Caregivers Need Care Too
Caregiving can be stressful, and constant stress can take a toll on physical health and well-being. In fact, caregiving spouses between 66 and 96 years of age experience chances for dying that are 63 percent higher than people in the same age group who are not caregivers. Studies also show that caregivers for people with chronic dementia sometimes end up in the hospital themselves due to the demands associated with caregiving.
A recent review study looked at earlier research examining the effects of caring for patients with dementia. The study focused on differences in the health and cognition of caregivers versus non-caregivers summarizing changes attributed to chronic stress. The review assessed data from 37 studies with 4,145 participants, 749 of which were dementia caregivers and 3,396 of which were non-caregiving peers. Physical markers included signs of inflammation, cellular aging and problems with blood coagulation. Additional markers included immune function, sleep and cognition
Although the 37 studies varied in design and quality, the majority showed that caregivers for people with dementia were more susceptible to problems with physical and cognitive health. Research found that caregivers experience greater chances for developing chronic illness including high cholesterol, high blood pressure and obesity. Unfortunately, health problems can weaken the ability to provide the best care for others.
Because caregiving for patients with dementia is often an emotional roller coaster, those doing the job are also at a higher risk for depression and substance abuse. In fact, it is estimated that 46 to 59 percent of these caregivers suffer from clinical depression.
Regardless of increased risks for problems, caregivers are less likely to care for themselves when it comes to physical and emotional health than non-caregivers. Many report sleep deprivation, poor eating habits, lack of exercise, inadequate rest when ill, and failure to visit the doctor. While caregivers can't stop the progression of illness in a loved one, they can do something about the impact to their own well-being.
Letting Go of Guilt
Caregivers often experience feelings of guilt if they place themselves first. Recognition of this obstacle is the first step toward extinguishing it. Without proper self-care, caregivers are actually doing their loved one a disservice. After all, a person who is physically and emotionally spent can't provide optimal care to someone else.
Letting Go of Control
Some caregivers have difficulty with control, and this can result in feelings of frustration and failure when faced with dementia. Sometimes it helps to identify what can and cannot be changed. Then, caregivers can make positive changes if possible and hopefully let the rest go.
Stress ReductionTaking steps to reduce stress can offer some sense of control to a caregiver and improve emotional health. Options for reducing stress levels include taking daily walks, doing yoga, gardening, meditation, taking a bath, reading a good book, or talking with friends.
Asking for Help

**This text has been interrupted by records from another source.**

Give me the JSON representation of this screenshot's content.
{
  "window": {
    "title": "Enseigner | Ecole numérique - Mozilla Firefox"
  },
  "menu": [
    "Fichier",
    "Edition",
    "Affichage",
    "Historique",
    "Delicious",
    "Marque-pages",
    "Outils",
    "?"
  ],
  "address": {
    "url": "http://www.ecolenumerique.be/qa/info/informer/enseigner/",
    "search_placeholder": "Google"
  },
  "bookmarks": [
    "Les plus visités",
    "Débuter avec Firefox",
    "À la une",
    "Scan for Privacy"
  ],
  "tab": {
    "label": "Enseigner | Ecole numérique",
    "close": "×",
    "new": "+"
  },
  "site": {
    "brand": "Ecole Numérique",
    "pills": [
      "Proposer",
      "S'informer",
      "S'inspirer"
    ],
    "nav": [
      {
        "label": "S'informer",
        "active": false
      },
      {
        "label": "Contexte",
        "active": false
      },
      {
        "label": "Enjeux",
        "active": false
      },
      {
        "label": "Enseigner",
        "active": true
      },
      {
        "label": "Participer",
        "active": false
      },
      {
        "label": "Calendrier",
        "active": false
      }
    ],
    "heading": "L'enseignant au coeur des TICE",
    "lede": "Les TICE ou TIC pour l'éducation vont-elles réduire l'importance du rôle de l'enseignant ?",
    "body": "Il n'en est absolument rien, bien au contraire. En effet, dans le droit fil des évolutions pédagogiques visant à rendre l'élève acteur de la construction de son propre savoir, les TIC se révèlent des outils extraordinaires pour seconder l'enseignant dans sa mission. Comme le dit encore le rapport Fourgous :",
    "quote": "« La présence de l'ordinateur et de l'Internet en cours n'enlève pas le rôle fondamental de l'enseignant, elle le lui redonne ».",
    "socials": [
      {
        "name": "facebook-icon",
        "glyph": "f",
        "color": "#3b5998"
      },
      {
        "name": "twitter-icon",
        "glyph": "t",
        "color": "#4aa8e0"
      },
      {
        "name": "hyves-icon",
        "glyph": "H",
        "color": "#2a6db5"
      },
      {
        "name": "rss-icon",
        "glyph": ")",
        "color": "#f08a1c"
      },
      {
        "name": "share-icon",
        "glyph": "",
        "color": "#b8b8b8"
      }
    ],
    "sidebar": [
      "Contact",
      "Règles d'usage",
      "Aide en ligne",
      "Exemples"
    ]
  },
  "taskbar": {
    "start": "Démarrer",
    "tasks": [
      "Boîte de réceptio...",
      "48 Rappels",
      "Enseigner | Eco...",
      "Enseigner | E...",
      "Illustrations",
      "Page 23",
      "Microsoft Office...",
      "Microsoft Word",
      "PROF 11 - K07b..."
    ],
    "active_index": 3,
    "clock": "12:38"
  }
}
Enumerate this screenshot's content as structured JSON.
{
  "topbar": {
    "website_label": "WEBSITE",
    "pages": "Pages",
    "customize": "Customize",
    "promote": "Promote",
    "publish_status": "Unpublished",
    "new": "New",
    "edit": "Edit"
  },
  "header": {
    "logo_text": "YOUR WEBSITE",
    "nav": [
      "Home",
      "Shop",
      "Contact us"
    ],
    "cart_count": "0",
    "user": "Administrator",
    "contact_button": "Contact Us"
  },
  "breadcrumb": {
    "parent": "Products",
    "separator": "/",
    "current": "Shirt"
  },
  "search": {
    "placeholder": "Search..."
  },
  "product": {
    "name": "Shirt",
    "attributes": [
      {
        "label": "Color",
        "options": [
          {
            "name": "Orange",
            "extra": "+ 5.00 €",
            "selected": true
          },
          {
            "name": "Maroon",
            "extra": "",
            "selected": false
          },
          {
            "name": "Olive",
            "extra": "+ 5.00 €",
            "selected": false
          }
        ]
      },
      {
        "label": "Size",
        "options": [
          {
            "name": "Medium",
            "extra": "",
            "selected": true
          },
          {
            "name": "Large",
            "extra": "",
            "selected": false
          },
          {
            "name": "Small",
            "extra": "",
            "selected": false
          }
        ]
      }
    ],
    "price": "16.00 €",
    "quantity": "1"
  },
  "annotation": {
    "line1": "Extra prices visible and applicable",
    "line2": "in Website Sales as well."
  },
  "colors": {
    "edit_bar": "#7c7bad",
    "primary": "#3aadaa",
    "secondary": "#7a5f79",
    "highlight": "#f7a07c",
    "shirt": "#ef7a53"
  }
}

Asking for help when needed is not a sign of weakness, but rather a sign of personal strength. Caregivers should not wait until they are overwhelmed to ask for assistance. It is important to take advantage of any support offered by friends and family and to seek assistance through the medical community. Caregivers may want to make a list of ways that others could help like grocery shopping, meal preparation, yard work, or a 15-minute caregiving break. If a request for help is denied, caregivers should try not to take it personally. It is the task rather than the caregiver that is being rejected.
Getting Adequate Nutrition and Exercise

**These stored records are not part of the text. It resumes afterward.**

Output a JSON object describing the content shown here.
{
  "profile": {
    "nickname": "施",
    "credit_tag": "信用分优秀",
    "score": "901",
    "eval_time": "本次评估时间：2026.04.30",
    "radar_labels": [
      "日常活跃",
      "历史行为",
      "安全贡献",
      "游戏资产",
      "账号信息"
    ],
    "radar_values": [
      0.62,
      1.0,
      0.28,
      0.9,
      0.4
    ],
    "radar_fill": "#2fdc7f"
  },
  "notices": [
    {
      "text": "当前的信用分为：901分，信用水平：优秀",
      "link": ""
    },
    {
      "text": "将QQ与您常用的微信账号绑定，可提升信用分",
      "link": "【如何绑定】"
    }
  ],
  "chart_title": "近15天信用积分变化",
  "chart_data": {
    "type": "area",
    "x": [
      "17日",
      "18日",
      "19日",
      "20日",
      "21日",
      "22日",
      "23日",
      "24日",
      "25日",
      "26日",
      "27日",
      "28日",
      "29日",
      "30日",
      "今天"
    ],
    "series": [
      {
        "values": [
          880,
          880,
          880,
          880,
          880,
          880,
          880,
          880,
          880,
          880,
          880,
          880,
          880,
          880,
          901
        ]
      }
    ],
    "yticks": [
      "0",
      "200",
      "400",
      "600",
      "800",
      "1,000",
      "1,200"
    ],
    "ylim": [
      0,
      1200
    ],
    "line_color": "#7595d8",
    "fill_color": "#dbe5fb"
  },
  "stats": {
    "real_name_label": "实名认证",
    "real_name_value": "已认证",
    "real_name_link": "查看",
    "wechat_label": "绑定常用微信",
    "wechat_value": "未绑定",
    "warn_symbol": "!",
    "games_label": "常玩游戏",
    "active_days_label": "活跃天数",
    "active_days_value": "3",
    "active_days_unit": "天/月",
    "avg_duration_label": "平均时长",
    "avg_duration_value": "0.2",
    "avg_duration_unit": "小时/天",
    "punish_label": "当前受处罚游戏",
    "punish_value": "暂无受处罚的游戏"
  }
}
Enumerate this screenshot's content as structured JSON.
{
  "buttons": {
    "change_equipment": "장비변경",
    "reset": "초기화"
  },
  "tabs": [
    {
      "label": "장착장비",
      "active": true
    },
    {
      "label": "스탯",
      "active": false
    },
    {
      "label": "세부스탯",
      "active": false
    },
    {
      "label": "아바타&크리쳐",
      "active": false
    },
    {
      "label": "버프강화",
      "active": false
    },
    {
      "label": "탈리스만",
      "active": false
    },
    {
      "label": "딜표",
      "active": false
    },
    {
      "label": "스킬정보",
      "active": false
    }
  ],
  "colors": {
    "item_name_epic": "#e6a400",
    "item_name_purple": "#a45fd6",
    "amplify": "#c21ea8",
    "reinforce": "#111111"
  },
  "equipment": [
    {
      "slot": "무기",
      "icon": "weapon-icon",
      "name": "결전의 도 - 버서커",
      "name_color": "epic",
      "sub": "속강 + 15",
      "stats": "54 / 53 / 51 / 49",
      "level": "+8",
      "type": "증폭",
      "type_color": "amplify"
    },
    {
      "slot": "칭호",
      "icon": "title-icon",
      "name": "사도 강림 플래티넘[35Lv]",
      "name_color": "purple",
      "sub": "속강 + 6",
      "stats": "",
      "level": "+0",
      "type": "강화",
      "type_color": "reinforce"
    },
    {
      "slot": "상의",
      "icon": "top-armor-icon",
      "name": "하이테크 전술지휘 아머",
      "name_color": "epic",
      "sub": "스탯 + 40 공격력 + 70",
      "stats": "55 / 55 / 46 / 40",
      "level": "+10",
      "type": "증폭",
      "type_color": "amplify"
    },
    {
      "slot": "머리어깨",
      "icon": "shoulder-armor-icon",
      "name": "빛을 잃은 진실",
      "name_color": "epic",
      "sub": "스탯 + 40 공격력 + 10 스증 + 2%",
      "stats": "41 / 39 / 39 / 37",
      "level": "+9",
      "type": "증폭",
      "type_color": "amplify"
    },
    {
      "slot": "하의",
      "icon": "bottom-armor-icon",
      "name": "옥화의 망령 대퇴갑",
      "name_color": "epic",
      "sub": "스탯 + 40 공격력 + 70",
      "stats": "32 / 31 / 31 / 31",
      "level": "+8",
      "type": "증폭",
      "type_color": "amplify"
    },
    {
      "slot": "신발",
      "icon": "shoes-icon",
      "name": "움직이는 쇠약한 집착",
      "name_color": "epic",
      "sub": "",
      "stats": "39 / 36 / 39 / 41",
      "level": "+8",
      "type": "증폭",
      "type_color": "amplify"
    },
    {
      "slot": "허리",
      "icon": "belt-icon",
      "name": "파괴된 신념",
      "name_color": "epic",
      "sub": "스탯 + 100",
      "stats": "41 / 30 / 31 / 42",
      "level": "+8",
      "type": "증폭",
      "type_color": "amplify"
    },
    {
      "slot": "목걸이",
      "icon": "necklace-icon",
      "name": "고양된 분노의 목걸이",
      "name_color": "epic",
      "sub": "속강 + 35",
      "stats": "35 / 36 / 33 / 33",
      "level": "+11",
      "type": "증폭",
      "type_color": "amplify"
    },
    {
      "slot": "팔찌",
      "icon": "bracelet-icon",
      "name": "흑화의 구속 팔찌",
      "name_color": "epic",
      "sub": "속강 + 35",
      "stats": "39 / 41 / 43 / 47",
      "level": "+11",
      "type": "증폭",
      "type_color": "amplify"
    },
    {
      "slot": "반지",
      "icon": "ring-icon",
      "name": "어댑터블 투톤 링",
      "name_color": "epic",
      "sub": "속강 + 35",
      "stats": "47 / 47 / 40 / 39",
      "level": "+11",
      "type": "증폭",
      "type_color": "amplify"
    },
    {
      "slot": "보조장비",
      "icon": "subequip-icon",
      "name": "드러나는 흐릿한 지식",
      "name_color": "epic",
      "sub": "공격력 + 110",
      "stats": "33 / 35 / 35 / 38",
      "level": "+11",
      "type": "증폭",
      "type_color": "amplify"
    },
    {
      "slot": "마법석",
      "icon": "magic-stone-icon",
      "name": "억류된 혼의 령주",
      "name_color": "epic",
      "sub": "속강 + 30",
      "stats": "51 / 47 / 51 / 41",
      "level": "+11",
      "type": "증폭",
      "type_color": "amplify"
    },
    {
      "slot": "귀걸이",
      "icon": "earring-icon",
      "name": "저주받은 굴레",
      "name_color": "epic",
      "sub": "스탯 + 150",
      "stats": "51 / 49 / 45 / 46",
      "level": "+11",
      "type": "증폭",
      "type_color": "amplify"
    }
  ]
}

Plain and simple, a nutritious diet rich in whole grains, lean proteins, fruits, vegetables and healthy fats boosts overall health. Regular physical exercise helps promote better sleep, reduces stress, and boosts mental and physical energy.
Caregivers need to remember that it is not selfish to focus on their own needs. In fact, it is vital to doing a good job. To maintain optimal health, caregivers should practice good self-care techniques and occasionally take time off. If you are in the caregiving industry, it’s also important to stay healthy by taking natural supplements.